In the beginning things were fine, we lived in tribes with family members. We all shared the same genes so we trusted and protected each other. The bad news about this is the bit about all being related which caused infinite mutations; some of our cousins had more fingers than needed, others had their feet growing backwards.
I liken 'Mindfulness' similar to any other new activity or skill we wish to master and bring into our life. In other words just as an instrument will not learn itself, needs practise and dedication, so does a change in our thought process. In whatever way we wish to enhance our life and well being, we have to put in the effort.
We all loose our temper from time to time; from mild frustration, irritation or annoyance, to moments of rage. Now the problem isn't getting angry but how we handle anger. What do you do when you get angry? Do you lash out and have an all out eruption? Or do you hold it in and turn the anger inwards onto yourself?
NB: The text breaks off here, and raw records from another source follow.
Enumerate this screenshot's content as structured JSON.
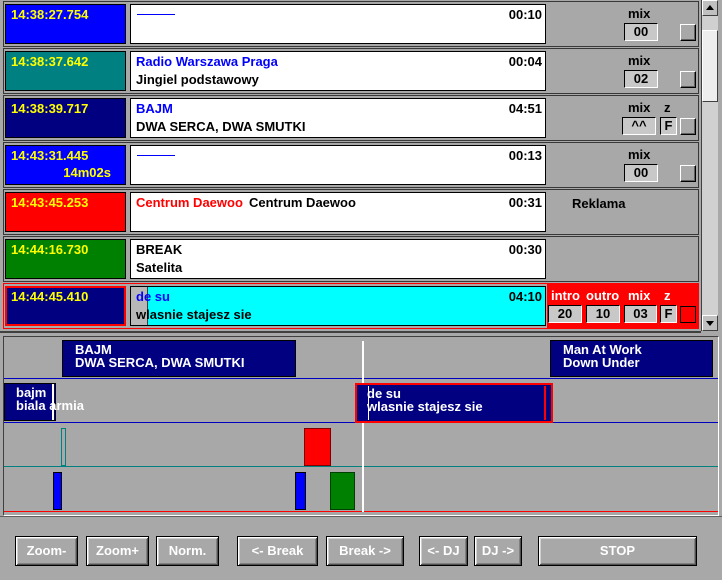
{
  "playlist": {
    "rows": [
      {
        "time": "14:38:27.754",
        "time_bg": "#0000ff",
        "duration": "00:10",
        "mix_label": "mix",
        "mix_value": "00"
      },
      {
        "time": "14:38:37.642",
        "time_bg": "#008080",
        "title": "Radio Warszawa Praga",
        "title_color": "#0000ff",
        "subtitle": "Jingiel podstawowy",
        "duration": "00:04",
        "mix_label": "mix",
        "mix_value": "02"
      },
      {
        "time": "14:38:39.717",
        "time_bg": "#000080",
        "title": "BAJM",
        "title_color": "#0000ff",
        "subtitle": "DWA SERCA, DWA SMUTKI",
        "duration": "04:51",
        "mix_label": "mix",
        "z_label": "z",
        "mix_value": "^^",
        "z_value": "F"
      },
      {
        "time": "14:43:31.445",
        "time_sub": "14m02s",
        "time_bg": "#0000ff",
        "duration": "00:13",
        "mix_label": "mix",
        "mix_value": "00"
      },
      {
        "time": "14:43:45.253",
        "time_bg": "#ff0000",
        "title": "Centrum Daewoo",
        "title_color": "#ff0000",
        "title_overlay": "Centrum Daewoo",
        "duration": "00:31",
        "category": "Reklama"
      },
      {
        "time": "14:44:16.730",
        "time_bg": "#008000",
        "title": "BREAK",
        "title_color": "#000000",
        "subtitle": "Satelita",
        "duration": "00:30"
      },
      {
        "time": "14:44:45.410",
        "time_bg": "#000080",
        "title": "de su",
        "title_color": "#0000ff",
        "subtitle": "wlasnie stajesz sie",
        "duration": "04:10",
        "info_bg": "#00ffff",
        "progress_fraction": 0.04,
        "status_bg": "#ff0000",
        "intro_label": "intro",
        "outro_label": "outro",
        "mix_label": "mix",
        "z_label": "z",
        "intro_value": "20",
        "outro_value": "10",
        "mix_value": "03",
        "z_value": "F"
      }
    ]
  },
  "timeline": {
    "upper_track": [
      {
        "title": "BAJM",
        "subtitle": "DWA SERCA, DWA SMUTKI"
      },
      {
        "title": "Man At Work",
        "subtitle": "Down Under"
      }
    ],
    "lower_track": [
      {
        "title": "bajm",
        "subtitle": "biala armia"
      },
      {
        "title": "de su",
        "subtitle": "wlasnie stajesz sie"
      }
    ]
  },
  "toolbar": {
    "zoom_out": "Zoom-",
    "zoom_in": "Zoom+",
    "zoom_normal": "Norm.",
    "prev_break": "<- Break",
    "next_break": "Break ->",
    "prev_dj": "<- DJ",
    "next_dj": "DJ ->",
    "stop": "STOP"
  }
}
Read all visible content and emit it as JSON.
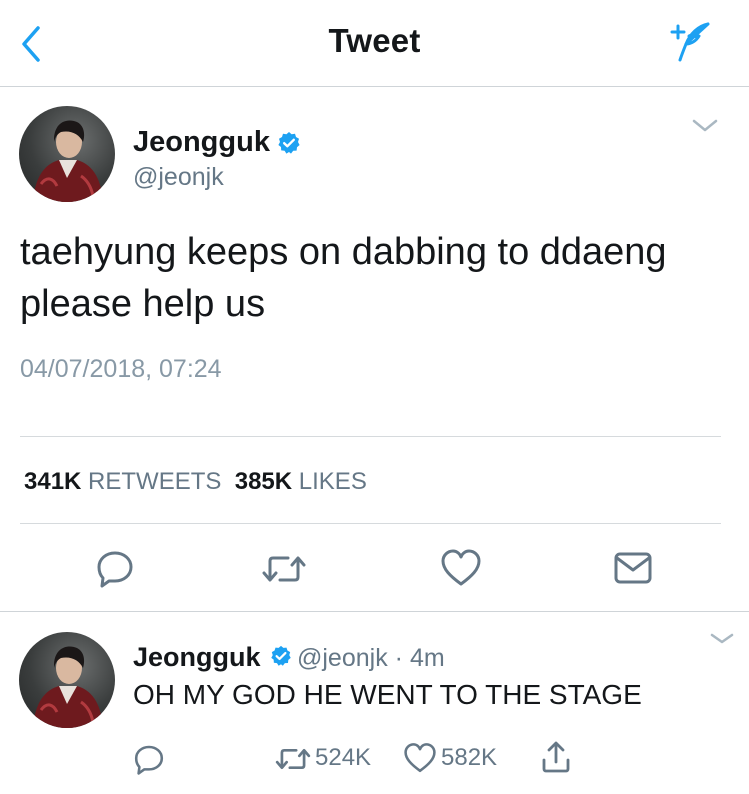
{
  "header": {
    "title": "Tweet",
    "back_icon": "chevron-left-icon",
    "compose_icon": "compose-tweet-icon",
    "accent_color": "#1da1f2"
  },
  "main_tweet": {
    "name": "Jeongguk",
    "handle": "@jeonjk",
    "verified": true,
    "text": "taehyung keeps on dabbing to ddaeng please help us",
    "timestamp": "04/07/2018, 07:24",
    "stats": {
      "retweets_count": "341K",
      "retweets_label": "RETWEETS",
      "likes_count": "385K",
      "likes_label": "LIKES"
    },
    "actions": [
      "reply-icon",
      "retweet-icon",
      "like-icon",
      "direct-message-icon"
    ]
  },
  "reply_tweet": {
    "name": "Jeongguk",
    "handle": "@jeonjk",
    "separator": "·",
    "time": "4m",
    "verified": true,
    "text": "OH MY GOD HE WENT TO THE STAGE",
    "retweets": "524K",
    "likes": "582K",
    "actions": [
      "reply-icon",
      "retweet-icon",
      "like-icon",
      "share-icon"
    ]
  },
  "colors": {
    "verified": "#1da1f2",
    "secondary_text": "#657786",
    "timestamp_text": "#8899a6",
    "divider": "#d6dadd"
  }
}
I was braving the boisterousness of Benidorm to uncover its hidden secret. A serene Mediterranean retreat, full of Eastern promise... Hidden in the foothills of Sierra Cortina - 20 minutes away from the hullabaloo of the high rise Solanas and alcopop discos - amongst 90 sprawling acres of olive and pine trees lies a perfectly manicured Mediterranean retreat.
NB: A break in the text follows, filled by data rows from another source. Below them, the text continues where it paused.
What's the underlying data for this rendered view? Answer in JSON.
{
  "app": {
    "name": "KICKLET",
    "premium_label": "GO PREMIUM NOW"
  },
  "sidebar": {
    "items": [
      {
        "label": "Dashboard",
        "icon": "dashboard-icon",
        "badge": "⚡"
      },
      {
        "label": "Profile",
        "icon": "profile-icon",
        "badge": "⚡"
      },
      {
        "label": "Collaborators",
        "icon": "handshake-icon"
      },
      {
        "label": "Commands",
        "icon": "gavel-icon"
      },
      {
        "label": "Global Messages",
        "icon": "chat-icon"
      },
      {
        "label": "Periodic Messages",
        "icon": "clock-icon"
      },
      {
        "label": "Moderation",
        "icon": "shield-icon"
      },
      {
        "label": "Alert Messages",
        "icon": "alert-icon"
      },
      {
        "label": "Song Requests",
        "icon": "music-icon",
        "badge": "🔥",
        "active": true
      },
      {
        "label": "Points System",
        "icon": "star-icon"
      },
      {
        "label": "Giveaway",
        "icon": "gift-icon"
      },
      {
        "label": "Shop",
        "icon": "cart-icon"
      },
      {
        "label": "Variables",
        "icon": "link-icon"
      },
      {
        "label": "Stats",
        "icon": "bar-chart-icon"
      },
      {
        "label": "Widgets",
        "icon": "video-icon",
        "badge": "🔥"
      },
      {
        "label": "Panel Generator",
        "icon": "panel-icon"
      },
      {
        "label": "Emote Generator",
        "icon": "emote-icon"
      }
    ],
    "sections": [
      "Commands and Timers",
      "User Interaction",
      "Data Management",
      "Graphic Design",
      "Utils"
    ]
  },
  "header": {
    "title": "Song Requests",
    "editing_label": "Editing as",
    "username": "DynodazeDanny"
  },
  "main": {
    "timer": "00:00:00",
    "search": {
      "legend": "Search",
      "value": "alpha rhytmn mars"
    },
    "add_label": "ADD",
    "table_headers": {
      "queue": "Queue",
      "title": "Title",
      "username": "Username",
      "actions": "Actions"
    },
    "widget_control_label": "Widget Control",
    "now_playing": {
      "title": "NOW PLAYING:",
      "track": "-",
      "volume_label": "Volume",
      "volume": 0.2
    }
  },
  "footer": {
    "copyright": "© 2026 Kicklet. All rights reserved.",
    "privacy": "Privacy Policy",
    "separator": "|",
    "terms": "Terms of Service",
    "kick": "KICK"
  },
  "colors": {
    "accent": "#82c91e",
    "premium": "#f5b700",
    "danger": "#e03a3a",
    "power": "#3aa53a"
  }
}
When I met Tok, a number of very stressful occurrences were taking place in my life that had plunged me into a life-threatening bout of clinical depression. Every day was a nightmare where I yearned to kill myself, and at times I thought there was no other way out. That's what depression can do to you--it can drain any hope you have of ever recovering....
Most mornings I try to drag myself into a sitting position to practice mindfulness. I do this because if I delay and say to myself, "Later," I'll never do it. My body craves to stay prone, probably forever. But sitting up and following my breath, I can check my internal weather conditions and if I don't check in, they'll unconsciously influence everything I do in the day.
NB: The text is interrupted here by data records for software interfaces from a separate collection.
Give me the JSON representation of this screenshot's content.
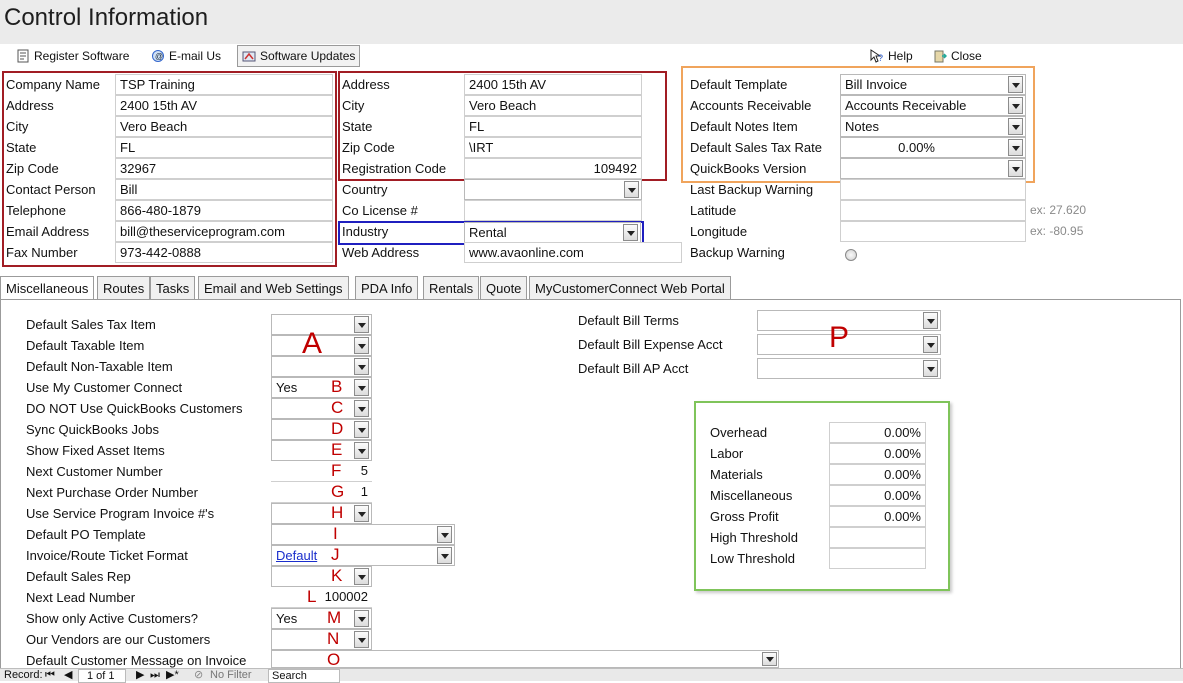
{
  "form": {
    "title": "Control Information"
  },
  "toolbar": {
    "register": "Register Software",
    "email": "E-mail Us",
    "updates": "Software Updates",
    "help": "Help",
    "close": "Close"
  },
  "company": {
    "name_label": "Company Name",
    "name": "TSP Training",
    "address_label": "Address",
    "address": "2400 15th AV",
    "city_label": "City",
    "city": "Vero Beach",
    "state_label": "State",
    "state": "FL",
    "zip_label": "Zip Code",
    "zip": "32967",
    "contact_label": "Contact Person",
    "contact": "Bill",
    "phone_label": "Telephone",
    "phone": "866-480-1879",
    "email_label": "Email Address",
    "email": "bill@theserviceprogram.com",
    "fax_label": "Fax Number",
    "fax": "973-442-0888"
  },
  "registration": {
    "address_label": "Address",
    "address": "2400 15th AV",
    "city_label": "City",
    "city": "Vero Beach",
    "state_label": "State",
    "state": "FL",
    "zip_label": "Zip Code",
    "zip": "\\IRT",
    "code_label": "Registration Code",
    "code": "109492",
    "country_label": "Country",
    "country": "",
    "license_label": "Co License #",
    "license": "",
    "industry_label": "Industry",
    "industry": "Rental",
    "web_label": "Web Address",
    "web": "www.avaonline.com"
  },
  "defaults": {
    "template_label": "Default Template",
    "template": "Bill Invoice",
    "ar_label": "Accounts Receivable",
    "ar": "Accounts Receivable",
    "notes_label": "Default Notes Item",
    "notes": "Notes",
    "tax_label": "Default Sales Tax Rate",
    "tax": "0.00%",
    "qb_label": "QuickBooks Version",
    "qb": "",
    "backup_warn_label": "Last Backup Warning",
    "backup_warn": "",
    "lat_label": "Latitude",
    "lat": "",
    "lat_hint": "ex: 27.620",
    "lon_label": "Longitude",
    "lon": "",
    "lon_hint": "ex: -80.95",
    "backup_label": "Backup Warning"
  },
  "tabs": [
    "Miscellaneous",
    "Routes",
    "Tasks",
    "Email and Web Settings",
    "PDA Info",
    "Rentals",
    "Quote",
    "MyCustomerConnect Web Portal"
  ],
  "misc": {
    "rows": [
      {
        "label": "Default Sales Tax Item",
        "value": ""
      },
      {
        "label": "Default Taxable Item",
        "value": ""
      },
      {
        "label": "Default Non-Taxable Item",
        "value": ""
      },
      {
        "label": "Use My Customer Connect",
        "value": "Yes"
      },
      {
        "label": "DO NOT Use QuickBooks Customers",
        "value": ""
      },
      {
        "label": "Sync QuickBooks Jobs",
        "value": ""
      },
      {
        "label": "Show Fixed Asset Items",
        "value": ""
      },
      {
        "label": "Next Customer Number",
        "value": "5"
      },
      {
        "label": "Next Purchase Order Number",
        "value": "1"
      },
      {
        "label": "Use Service Program Invoice #'s",
        "value": ""
      },
      {
        "label": "Default PO Template",
        "value": ""
      },
      {
        "label": "Invoice/Route Ticket Format",
        "value": "Default"
      },
      {
        "label": "Default Sales Rep",
        "value": ""
      },
      {
        "label": "Next Lead Number",
        "value": "100002"
      },
      {
        "label": "Show only Active Customers?",
        "value": "Yes"
      },
      {
        "label": "Our Vendors are our Customers",
        "value": ""
      },
      {
        "label": "Default Customer Message on Invoice",
        "value": ""
      }
    ],
    "letters": [
      "A",
      "B",
      "C",
      "D",
      "E",
      "F",
      "G",
      "H",
      "I",
      "J",
      "K",
      "L",
      "M",
      "N",
      "O"
    ],
    "bill_terms_label": "Default Bill Terms",
    "bill_expense_label": "Default Bill Expense Acct",
    "bill_ap_label": "Default Bill AP Acct",
    "bill_letter": "P",
    "overhead": [
      {
        "label": "Overhead",
        "value": "0.00%"
      },
      {
        "label": "Labor",
        "value": "0.00%"
      },
      {
        "label": "Materials",
        "value": "0.00%"
      },
      {
        "label": "Miscellaneous",
        "value": "0.00%"
      },
      {
        "label": "Gross Profit",
        "value": "0.00%"
      },
      {
        "label": "High Threshold",
        "value": ""
      },
      {
        "label": "Low Threshold",
        "value": ""
      }
    ]
  },
  "status": {
    "record_label": "Record:",
    "position": "1 of 1",
    "filter": "No Filter",
    "search": "Search"
  },
  "colors": {
    "red_box": "#a11d24",
    "orange_box": "#f0a45c",
    "blue_box": "#1f1fbf",
    "green_box": "#7fc45a",
    "letter": "#c00000"
  },
  "icons": [
    "register-icon",
    "email-icon",
    "updates-icon",
    "help-icon",
    "close-icon"
  ]
}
I used to genuinely believe that being happy came from having money, being slim, being in love, but I found out that was SO not the case. Happy people are not always free of doubt, on the contrary, as they do not claim to be perfect, but here's the thing they have a different mindset to other people.
Three weeks on - and thanks to a predictably complicated insurance policy - I find myself still without a mobile phone. The period of mourning has passed, as has the twitchiness of empty hand syndrome, leaving me on the other side of a techy black hole so pleasant, I'm considering quitting this mobile phone malarkey forever. Or at least for a little bit longer.
We all have that little voice in our heads. Whether you are young or old, male or female, recent graduate or CEO. It's there. It's just for some people that voice speaks so loudly to them that it clouds their judgment, erodes their confidence and ultimately prevents them negotiating as effectively as they could.
The book comes at a time of what some have described as a well-being zeitgeist. The new way of thinking seems to be a return to what could be referred to as a 'simpler' life. Is mindfulness the new avant-garde of the well-being world? Perhaps there are a number of parallels between forward thinkers in art, culture, health, spirituality and wellness.
My friend Ruth recently confessed to me that she just didn't know how to feel really happy. She wasn't depressed, she insisted, she just wasn't feeling really happy. What is happiness? I asked her. She immediately came back with, "It's a feeling. A good feeling". As our chat continued we realised that we can't wait to feel happy. Sometimes we have to do happy.